[Records for this task Boundary: Start]
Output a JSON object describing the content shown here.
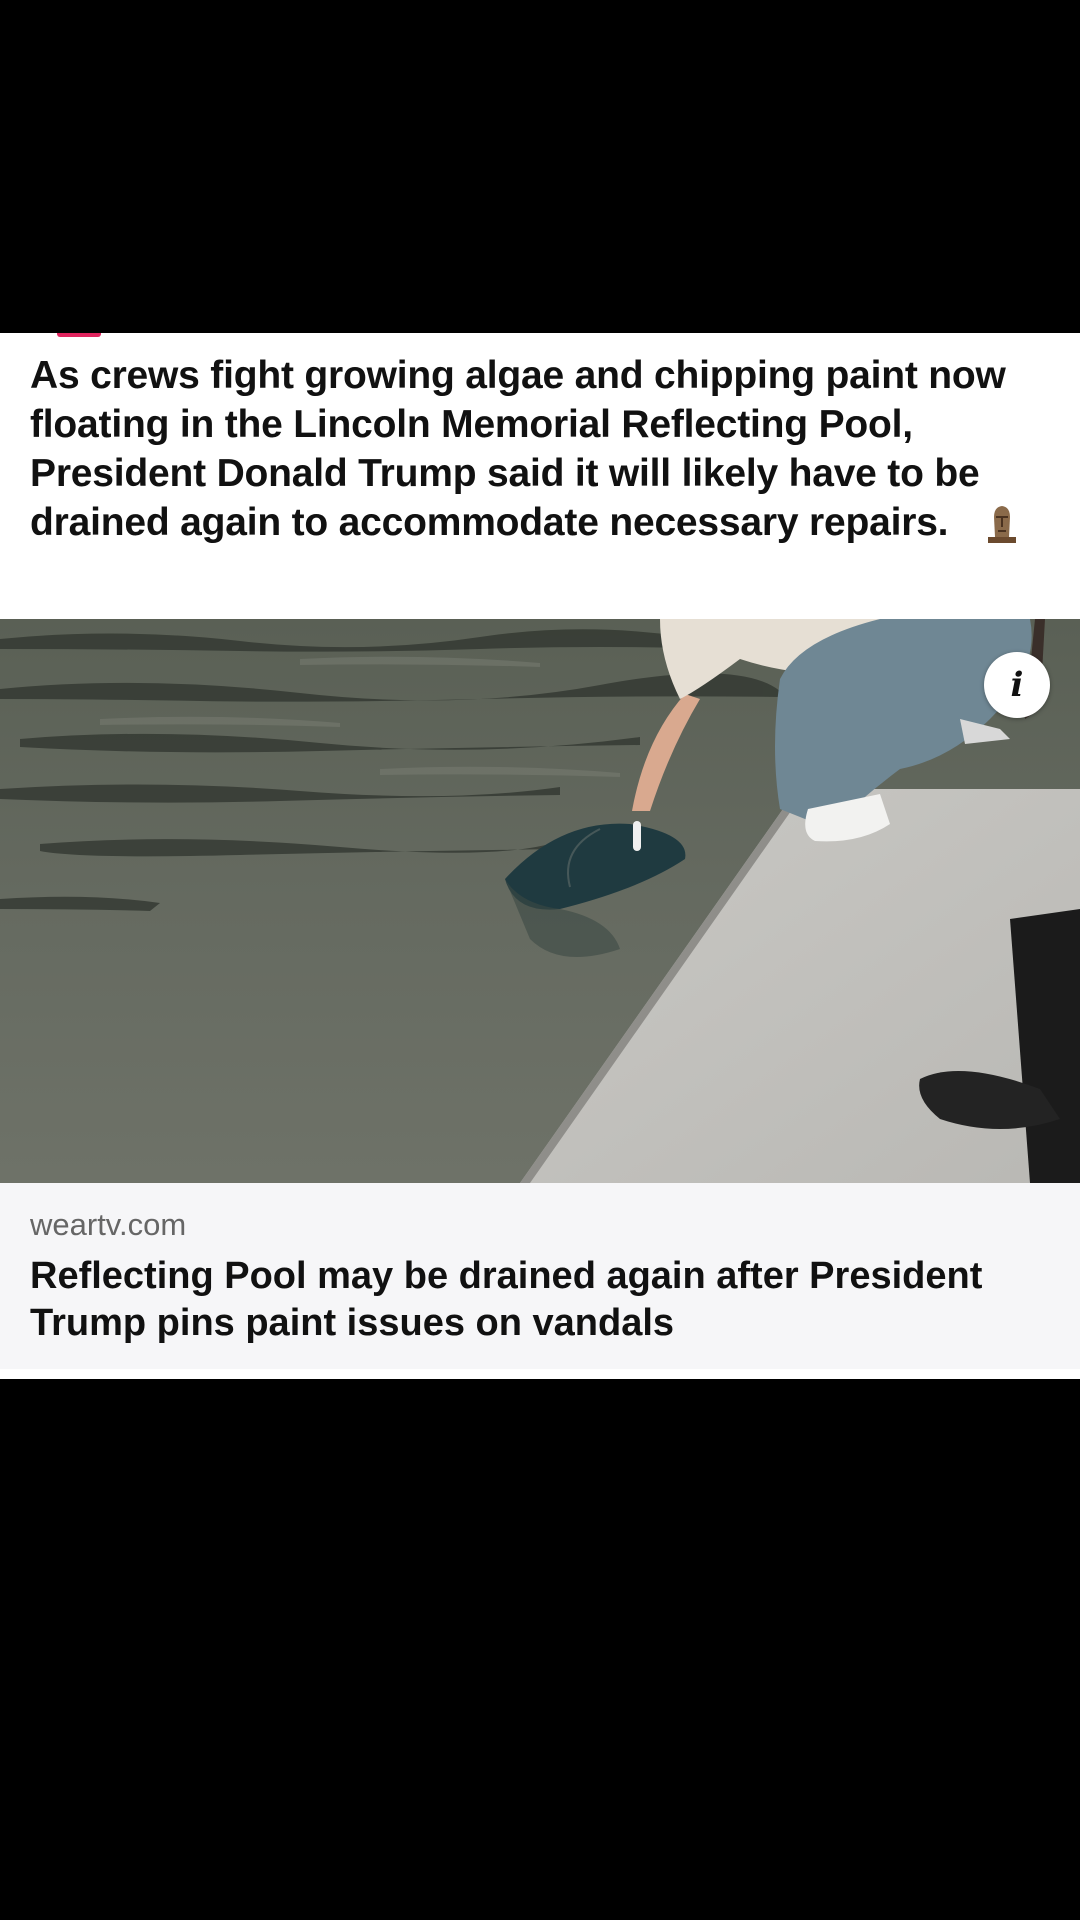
{
  "post": {
    "caption": "As crews fight growing algae and chipping paint now floating in the Lincoln Memorial Reflecting Pool, President Donald Trump said it will likely have to be drained again to accommodate necessary repairs.",
    "caption_emoji": "moai-icon"
  },
  "media": {
    "info_button_label": "i",
    "info_icon": "info-icon"
  },
  "link_preview": {
    "domain": "weartv.com",
    "title": "Reflecting Pool may be drained again after President Trump pins paint issues on vandals"
  },
  "colors": {
    "background": "#000000",
    "card": "#ffffff",
    "link_preview_bg": "#f6f6f8",
    "accent": "#e0245e"
  }
}
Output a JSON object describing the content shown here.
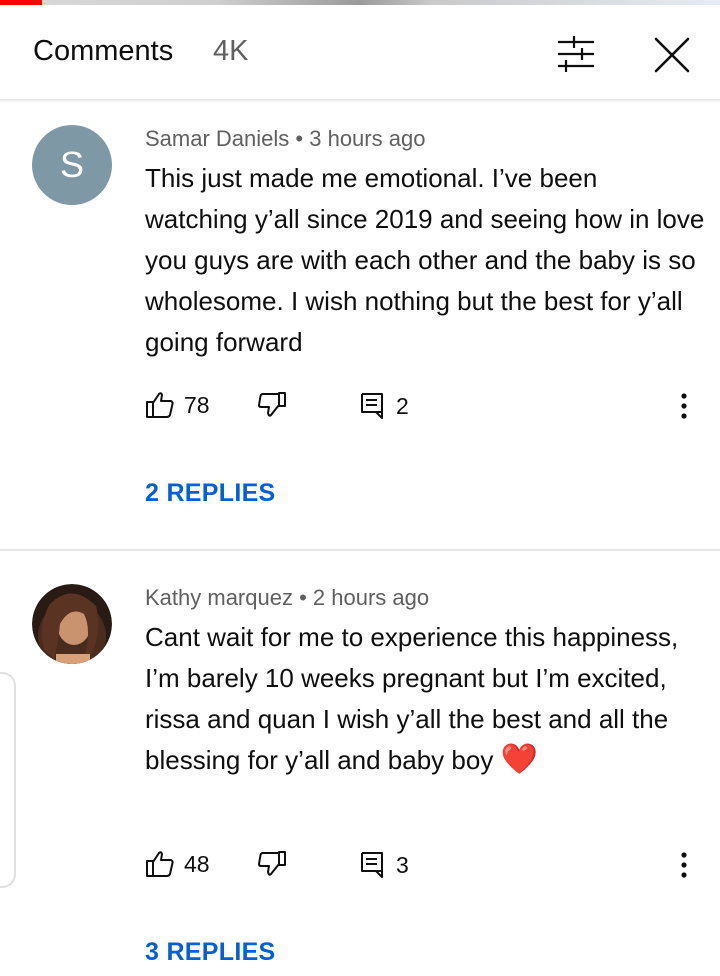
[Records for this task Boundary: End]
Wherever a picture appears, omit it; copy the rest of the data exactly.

**Worked solution**
Output a JSON object describing the content shown here.
{
  "post": {
    "caption": "As crews fight growing algae and chipping paint now floating in the Lincoln Memorial Reflecting Pool, President Donald Trump said it will likely have to be drained again to accommodate necessary repairs.",
    "caption_emoji": "moai-icon"
  },
  "media": {
    "info_button_label": "i",
    "info_icon": "info-icon"
  },
  "link_preview": {
    "domain": "weartv.com",
    "title": "Reflecting Pool may be drained again after President Trump pins paint issues on vandals"
  },
  "colors": {
    "background": "#000000",
    "card": "#ffffff",
    "link_preview_bg": "#f6f6f8",
    "accent": "#e0245e"
  }
}
Output a JSON object describing the content shown here.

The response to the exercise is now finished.